**The task:** Every single record needs to be restated word for word.

*** Records

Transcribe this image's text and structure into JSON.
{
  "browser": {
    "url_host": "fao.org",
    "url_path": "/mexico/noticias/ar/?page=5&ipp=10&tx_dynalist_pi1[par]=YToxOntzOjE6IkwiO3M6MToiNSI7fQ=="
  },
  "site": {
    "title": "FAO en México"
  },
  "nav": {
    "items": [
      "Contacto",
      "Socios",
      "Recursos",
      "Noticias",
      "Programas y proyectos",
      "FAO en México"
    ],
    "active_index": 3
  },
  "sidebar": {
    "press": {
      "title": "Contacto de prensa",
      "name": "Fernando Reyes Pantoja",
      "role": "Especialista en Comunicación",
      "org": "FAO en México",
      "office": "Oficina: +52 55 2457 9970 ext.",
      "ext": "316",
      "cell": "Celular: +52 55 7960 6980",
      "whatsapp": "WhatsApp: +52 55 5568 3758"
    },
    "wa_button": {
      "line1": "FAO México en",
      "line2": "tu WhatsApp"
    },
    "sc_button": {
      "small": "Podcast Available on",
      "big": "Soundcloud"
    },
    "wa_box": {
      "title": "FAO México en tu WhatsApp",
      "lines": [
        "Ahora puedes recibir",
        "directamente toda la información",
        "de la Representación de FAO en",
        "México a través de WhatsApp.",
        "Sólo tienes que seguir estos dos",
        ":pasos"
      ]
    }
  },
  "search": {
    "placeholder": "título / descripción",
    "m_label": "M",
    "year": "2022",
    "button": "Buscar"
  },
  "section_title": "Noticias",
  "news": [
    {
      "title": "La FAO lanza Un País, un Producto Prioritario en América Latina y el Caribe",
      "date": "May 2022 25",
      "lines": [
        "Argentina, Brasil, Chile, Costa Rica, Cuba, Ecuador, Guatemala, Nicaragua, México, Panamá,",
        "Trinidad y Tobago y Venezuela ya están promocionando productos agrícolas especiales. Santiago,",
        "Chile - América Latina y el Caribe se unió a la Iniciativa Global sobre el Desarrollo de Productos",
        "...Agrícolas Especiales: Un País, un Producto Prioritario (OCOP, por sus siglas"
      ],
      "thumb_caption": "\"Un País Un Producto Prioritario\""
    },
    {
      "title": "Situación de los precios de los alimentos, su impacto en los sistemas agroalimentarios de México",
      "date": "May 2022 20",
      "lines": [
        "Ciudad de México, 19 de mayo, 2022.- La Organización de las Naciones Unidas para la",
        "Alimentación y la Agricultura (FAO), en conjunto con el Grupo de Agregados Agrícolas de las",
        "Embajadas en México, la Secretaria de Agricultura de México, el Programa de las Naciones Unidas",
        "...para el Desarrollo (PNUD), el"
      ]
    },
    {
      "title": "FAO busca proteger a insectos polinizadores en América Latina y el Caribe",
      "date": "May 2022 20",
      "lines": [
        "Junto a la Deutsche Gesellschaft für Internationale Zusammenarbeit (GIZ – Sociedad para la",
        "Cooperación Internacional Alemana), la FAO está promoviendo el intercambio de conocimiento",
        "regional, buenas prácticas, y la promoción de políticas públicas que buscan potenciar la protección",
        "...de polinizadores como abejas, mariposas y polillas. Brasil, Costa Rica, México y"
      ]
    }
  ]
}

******

**Exercise result:**
Transcribe this image's text and structure into JSON.
{
  "browser": {
    "url_host": "fao.org",
    "url_path": "/mexico/noticias/ar/?page=5&ipp=10&tx_dynalist_pi1[par]=YToxOntzOjE6IkwiO3M6MToiNSI7fQ=="
  },
  "site": {
    "title": "FAO en México"
  },
  "nav": {
    "items": [
      "Contacto",
      "Socios",
      "Recursos",
      "Noticias",
      "Programas y proyectos",
      "FAO en México"
    ],
    "active_index": 3
  },
  "sidebar": {
    "press": {
      "title": "Contacto de prensa",
      "name": "Fernando Reyes Pantoja",
      "role": "Especialista en Comunicación",
      "org": "FAO en México",
      "office": "Oficina: +52 55 2457 9970 ext.",
      "ext": "316",
      "cell": "Celular: +52 55 7960 6980",
      "whatsapp": "WhatsApp: +52 55 5568 3758"
    },
    "wa_button": {
      "line1": "FAO México en",
      "line2": "tu WhatsApp"
    },
    "sc_button": {
      "small": "Podcast Available on",
      "big": "Soundcloud"
    },
    "wa_box": {
      "title": "FAO México en tu WhatsApp",
      "lines": [
        "Ahora puedes recibir",
        "directamente toda la información",
        "de la Representación de FAO en",
        "México a través de WhatsApp.",
        "Sólo tienes que seguir estos dos",
        ":pasos"
      ]
    }
  },
  "search": {
    "placeholder": "título / descripción",
    "m_label": "M",
    "year": "2022",
    "button": "Buscar"
  },
  "section_title": "Noticias",
  "news": [
    {
      "title": "La FAO lanza Un País, un Producto Prioritario en América Latina y el Caribe",
      "date": "May 2022 25",
      "lines": [
        "Argentina, Brasil, Chile, Costa Rica, Cuba, Ecuador, Guatemala, Nicaragua, México, Panamá,",
        "Trinidad y Tobago y Venezuela ya están promocionando productos agrícolas especiales. Santiago,",
        "Chile - América Latina y el Caribe se unió a la Iniciativa Global sobre el Desarrollo de Productos",
        "...Agrícolas Especiales: Un País, un Producto Prioritario (OCOP, por sus siglas"
      ],
      "thumb_caption": "\"Un País Un Producto Prioritario\""
    },
    {
      "title": "Situación de los precios de los alimentos, su impacto en los sistemas agroalimentarios de México",
      "date": "May 2022 20",
      "lines": [
        "Ciudad de México, 19 de mayo, 2022.- La Organización de las Naciones Unidas para la",
        "Alimentación y la Agricultura (FAO), en conjunto con el Grupo de Agregados Agrícolas de las",
        "Embajadas en México, la Secretaria de Agricultura de México, el Programa de las Naciones Unidas",
        "...para el Desarrollo (PNUD), el"
      ]
    },
    {
      "title": "FAO busca proteger a insectos polinizadores en América Latina y el Caribe",
      "date": "May 2022 20",
      "lines": [
        "Junto a la Deutsche Gesellschaft für Internationale Zusammenarbeit (GIZ – Sociedad para la",
        "Cooperación Internacional Alemana), la FAO está promoviendo el intercambio de conocimiento",
        "regional, buenas prácticas, y la promoción de políticas públicas que buscan potenciar la protección",
        "...de polinizadores como abejas, mariposas y polillas. Brasil, Costa Rica, México y"
      ]
    }
  ]
}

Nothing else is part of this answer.